Pelvic prolapse

When the muscles and ligaments supports a woman’s pelvic organs weaken, then the pelvic organs may slip out from the place & create a bulge in vagina (prolapse). Women most commonly build up pelvic organ prolapse years after the childbirth, after the hysterectomy or after the menopause. This bulge will become worsen over time.


Many women who are having pelvic organ prolapse won’t have any symptoms, the major common and bothersome symptom was pressing of the organs against the vaginal wall or uterus. The pressure will be buildup on your vagina and may cause minor problems or discomfort in how your pelvic organs work. Symptoms of pelvic organ prolapse may include:

  • Feeling of pelvic pressure.

  • Painful intercourse.

  • Spotting or bleeding from vagina.
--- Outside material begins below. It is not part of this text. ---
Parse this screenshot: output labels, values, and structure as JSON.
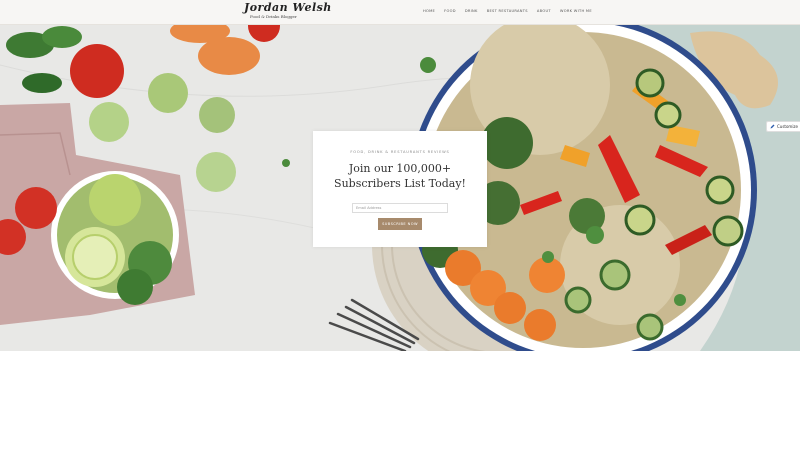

A feeling will develop as if something was actually falling out from the vagina.

  • Problems related with bowel movements, like constipation or needing to support the back (posterior) of vaginal wall for a bowel movement.
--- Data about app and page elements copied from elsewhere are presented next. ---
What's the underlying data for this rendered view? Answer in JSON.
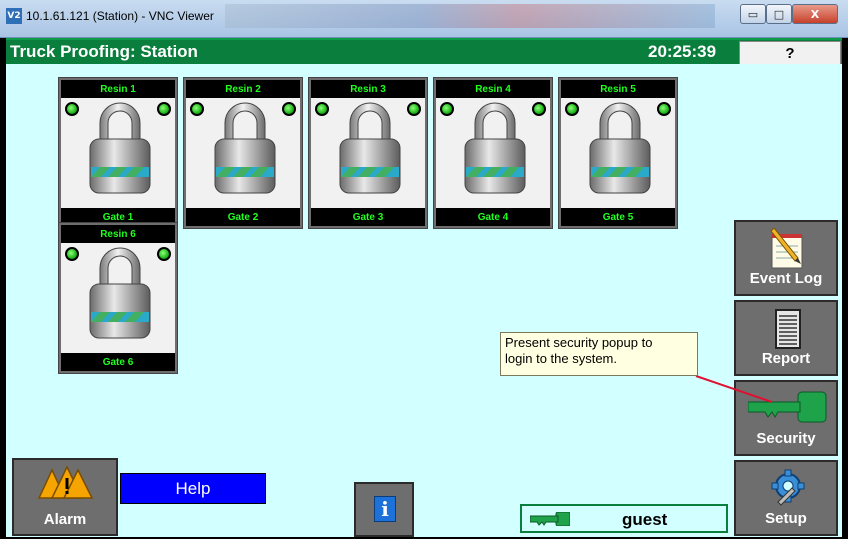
{
  "window": {
    "logo": "V2",
    "title": "10.1.61.121 (Station) - VNC Viewer",
    "minimize_glyph": "▭",
    "maximize_glyph": "□",
    "close_glyph": "X"
  },
  "header": {
    "title": "Truck Proofing: Station",
    "time": "20:25:39",
    "help_label": "?"
  },
  "gates": [
    {
      "top_label": "Resin 1",
      "bottom_label": "Gate 1",
      "locked": true,
      "leds": [
        "green",
        "green"
      ]
    },
    {
      "top_label": "Resin 2",
      "bottom_label": "Gate 2",
      "locked": true,
      "leds": [
        "green",
        "green"
      ]
    },
    {
      "top_label": "Resin 3",
      "bottom_label": "Gate 3",
      "locked": true,
      "leds": [
        "green",
        "green"
      ]
    },
    {
      "top_label": "Resin 4",
      "bottom_label": "Gate 4",
      "locked": true,
      "leds": [
        "green",
        "green"
      ]
    },
    {
      "top_label": "Resin 5",
      "bottom_label": "Gate 5",
      "locked": true,
      "leds": [
        "green",
        "green"
      ]
    },
    {
      "top_label": "Resin 6",
      "bottom_label": "Gate 6",
      "locked": true,
      "leds": [
        "green",
        "green"
      ]
    }
  ],
  "sidebar": {
    "event_log": {
      "label": "Event Log",
      "icon": "notepad-icon"
    },
    "report": {
      "label": "Report",
      "icon": "report-icon"
    },
    "security": {
      "label": "Security",
      "icon": "key-icon"
    },
    "setup": {
      "label": "Setup",
      "icon": "gear-wrench-icon"
    }
  },
  "tooltip": {
    "line1": "Present security popup to",
    "line2": "login to the system."
  },
  "footer": {
    "alarm_label": "Alarm",
    "help_label": "Help",
    "info_glyph": "i",
    "user": "guest"
  },
  "colors": {
    "header_green": "#0a7f3d",
    "background": "#d2ffff",
    "led_green": "#1fb71a",
    "label_green": "#20ff20",
    "help_blue": "#0000ff"
  }
}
  • A pulling or stretching in the low backache or groin area.

  • Urinary problems, like involuntary release of urine (incontinence) or a frequent or urgent urination, particularly at the night time.


Common causes may includes:

Genetics will also play a main role in pelvic organ prolapse. Connective tissues can be weaker in some women in such cases risk will be more.


Diagnosis of pelvic organ prolapse starts with the history and a physical exam of the pelvic organs. Tests for pelvic organ prolapse may include such as: bladder function tests, ultrasound, pelvic floor strength tests and magnetic resonance imaging (MRI).